While the popularity of Yoga has risen exponentially in recent years, it is widely seen primarily as a way of keeping fit and many who practice it know next to nothing about its roots. Maybe you just do Yoga to help with your bad back or become more flexible and you’re not interested in “all that Om-ing business.” That’s totally your prerogative. But whether you actively acknowledge it or not, if you benefit from practicing Yoga, you owe a debt to India, because without this incredible and unique country there would be no Yoga. India is the birth place of Yoga, it originated there hundreds of thousands of years ago and was an integral part of millions of peoples lives centuries before Lulu Lemon and Sweaty Betty started flogging over priced Yoga leggings.
Even if you have no desire to learn more about India or explore the spiritual side of Yoga, or even if you have never done Yoga before, I challenge you to not be moved by the sheer scale of the catastrophe India now finds itself facing. There is not a single country in the world that has not suffered because of coronavirus but the latest outbreak in India is already leading to suffering on an unimaginable scale. I have visited India many times and lived there for most of 2018 with my family so it is like a second home to us. There is simply nowhere else like it. But for all its many wonders, the truth is that it simply doesn’t have the infrastructure in place to deal with the disaster it now finds itself facing.
There are some who would say that the millions poor people who live in India faced suffering every day even before this crisis so why is everyone suddenly expressing such concern now, having previously turned a blind eye? Last year alone half a million people there died of tuberculosis and three-quarters of a million from diarrhoea due to living in unsanitary conditions. These are shocking statistics and not to be dismissed, clearly there is a lot of work to be done to tackle these issues. But that doesn’t detract from the urgency of the current situation. Others may say it’s not the UK’s job to try and fix things there and others still actually deny that coronavirus is even a thing (!), but I’m going to assume that if you have got this far with my blog, you don’t fall in to either of those camps.
Nobody has been unaffected by the pandemic but as Damian Barr wryly observed: “We are not all in the same boat. We are all in the same storm. Some are on super-yachts. Some have just the one oar.” I would go further and say that right now there are people in India who are desperately paddling with one hand with the other tied behind their back, or at least that’s how it must seem.

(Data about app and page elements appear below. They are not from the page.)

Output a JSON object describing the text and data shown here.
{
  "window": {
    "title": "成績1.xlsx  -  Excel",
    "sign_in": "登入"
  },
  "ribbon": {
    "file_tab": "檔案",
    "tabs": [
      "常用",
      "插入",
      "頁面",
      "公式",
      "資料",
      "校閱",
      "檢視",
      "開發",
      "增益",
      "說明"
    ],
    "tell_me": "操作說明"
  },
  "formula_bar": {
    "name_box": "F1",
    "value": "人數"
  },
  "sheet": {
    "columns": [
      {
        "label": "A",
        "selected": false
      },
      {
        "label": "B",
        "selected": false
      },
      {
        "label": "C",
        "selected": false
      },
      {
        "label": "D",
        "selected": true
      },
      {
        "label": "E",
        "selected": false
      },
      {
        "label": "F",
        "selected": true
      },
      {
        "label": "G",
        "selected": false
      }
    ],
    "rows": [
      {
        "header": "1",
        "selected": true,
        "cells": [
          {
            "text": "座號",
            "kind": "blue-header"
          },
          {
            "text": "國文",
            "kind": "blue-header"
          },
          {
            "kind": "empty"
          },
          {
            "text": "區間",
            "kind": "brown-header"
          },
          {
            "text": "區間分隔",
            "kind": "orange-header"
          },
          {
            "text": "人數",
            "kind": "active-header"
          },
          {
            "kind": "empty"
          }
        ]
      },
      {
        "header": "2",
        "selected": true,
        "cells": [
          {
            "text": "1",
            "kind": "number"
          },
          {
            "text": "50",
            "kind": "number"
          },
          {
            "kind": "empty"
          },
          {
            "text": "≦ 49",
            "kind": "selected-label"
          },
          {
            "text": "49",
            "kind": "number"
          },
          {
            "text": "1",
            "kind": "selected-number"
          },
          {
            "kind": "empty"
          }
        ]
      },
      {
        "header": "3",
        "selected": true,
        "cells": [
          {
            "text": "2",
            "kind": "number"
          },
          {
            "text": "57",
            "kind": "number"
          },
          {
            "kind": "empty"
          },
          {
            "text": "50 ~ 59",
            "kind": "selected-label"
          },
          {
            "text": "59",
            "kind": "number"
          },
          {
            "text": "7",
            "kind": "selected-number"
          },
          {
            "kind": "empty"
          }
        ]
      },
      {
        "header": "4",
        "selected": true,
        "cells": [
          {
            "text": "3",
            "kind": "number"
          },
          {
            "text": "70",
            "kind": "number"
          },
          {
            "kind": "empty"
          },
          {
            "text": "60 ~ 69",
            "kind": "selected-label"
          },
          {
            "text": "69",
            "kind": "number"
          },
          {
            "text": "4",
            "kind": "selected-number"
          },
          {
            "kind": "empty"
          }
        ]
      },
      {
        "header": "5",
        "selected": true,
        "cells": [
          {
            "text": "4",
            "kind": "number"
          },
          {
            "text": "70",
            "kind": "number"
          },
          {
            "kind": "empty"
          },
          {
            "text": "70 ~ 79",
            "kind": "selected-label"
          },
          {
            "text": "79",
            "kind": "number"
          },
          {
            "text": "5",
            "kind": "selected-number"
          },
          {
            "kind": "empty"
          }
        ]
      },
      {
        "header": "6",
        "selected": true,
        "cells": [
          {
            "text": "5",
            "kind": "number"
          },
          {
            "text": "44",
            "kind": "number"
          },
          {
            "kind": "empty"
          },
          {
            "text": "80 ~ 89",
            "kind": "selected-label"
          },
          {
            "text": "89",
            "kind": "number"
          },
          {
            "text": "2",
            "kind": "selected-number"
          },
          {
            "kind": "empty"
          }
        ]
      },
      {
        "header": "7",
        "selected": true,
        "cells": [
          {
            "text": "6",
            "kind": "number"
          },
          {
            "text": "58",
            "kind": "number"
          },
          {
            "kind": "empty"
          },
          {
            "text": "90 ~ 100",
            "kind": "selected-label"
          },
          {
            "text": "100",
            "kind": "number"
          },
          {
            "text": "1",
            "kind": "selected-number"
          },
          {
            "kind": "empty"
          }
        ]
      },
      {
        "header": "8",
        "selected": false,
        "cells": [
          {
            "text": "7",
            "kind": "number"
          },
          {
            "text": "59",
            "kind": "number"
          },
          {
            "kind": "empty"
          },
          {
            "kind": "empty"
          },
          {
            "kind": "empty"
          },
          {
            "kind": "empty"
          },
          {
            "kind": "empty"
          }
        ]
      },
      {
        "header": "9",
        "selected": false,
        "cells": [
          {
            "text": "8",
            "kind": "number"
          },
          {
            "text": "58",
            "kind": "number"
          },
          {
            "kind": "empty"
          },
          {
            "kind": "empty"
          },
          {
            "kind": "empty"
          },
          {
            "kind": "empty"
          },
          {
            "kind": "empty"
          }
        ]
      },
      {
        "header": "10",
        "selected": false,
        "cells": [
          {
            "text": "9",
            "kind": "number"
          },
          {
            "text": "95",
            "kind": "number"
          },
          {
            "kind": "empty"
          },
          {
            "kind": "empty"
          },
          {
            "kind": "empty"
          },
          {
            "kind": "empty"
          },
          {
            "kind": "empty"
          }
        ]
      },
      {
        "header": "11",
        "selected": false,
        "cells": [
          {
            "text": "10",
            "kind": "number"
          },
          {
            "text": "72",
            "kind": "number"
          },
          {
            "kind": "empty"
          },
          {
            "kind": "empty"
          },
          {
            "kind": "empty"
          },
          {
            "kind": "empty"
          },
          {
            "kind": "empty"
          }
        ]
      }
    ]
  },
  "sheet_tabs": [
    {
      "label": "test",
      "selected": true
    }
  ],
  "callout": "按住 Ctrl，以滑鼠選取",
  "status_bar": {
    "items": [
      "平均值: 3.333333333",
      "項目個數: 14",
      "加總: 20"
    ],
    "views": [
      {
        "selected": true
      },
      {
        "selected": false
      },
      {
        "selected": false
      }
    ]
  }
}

Here in the UK we clapped the NHS week in, week out but the reality is that we mostly take it for granted because it’s always been there as a safety net in times of need. Imagine having to drive or even cycle to the hospital with a relative who can barely breathe just to be turned away because they had run out of Oxygen. So then you drive to another, and another and the same thing happen. Eventually your relative dies in out on the street and then you have to get them to the undertakers yourself or their body is simply burned on a makeshift funeral pyre in the streets. That’s the reality in India right now. I’m sorry that this may seem a bit graphic, but if it’s hard to read, how much harder would it be to actually live it?
The essence of Yogic philosophy is union or oneness. We are all connected, we all share the same planet and belong to the same human race. So whatever your political persuasion or beliefs, whether you love Yoga or even if you think it’s a total waste of time, please show India some love.
I will be teaching a Yin,Yang and Yoga Nidra workshop on Sunday 16th May in aid of Give India. If you can’t make it, please think about making a donation anyway or giving to one of the many other charities that is doing essential work there right now.
I might get accused of cultural appropriation for signing off with this, or perhaps I can get away with it being half Indian but I’m going to leave you with a, “Namaste,” or in other words:
“The light in me sees the light in you." Beautiful words from a beautiful country that has given us so much and now needs our help.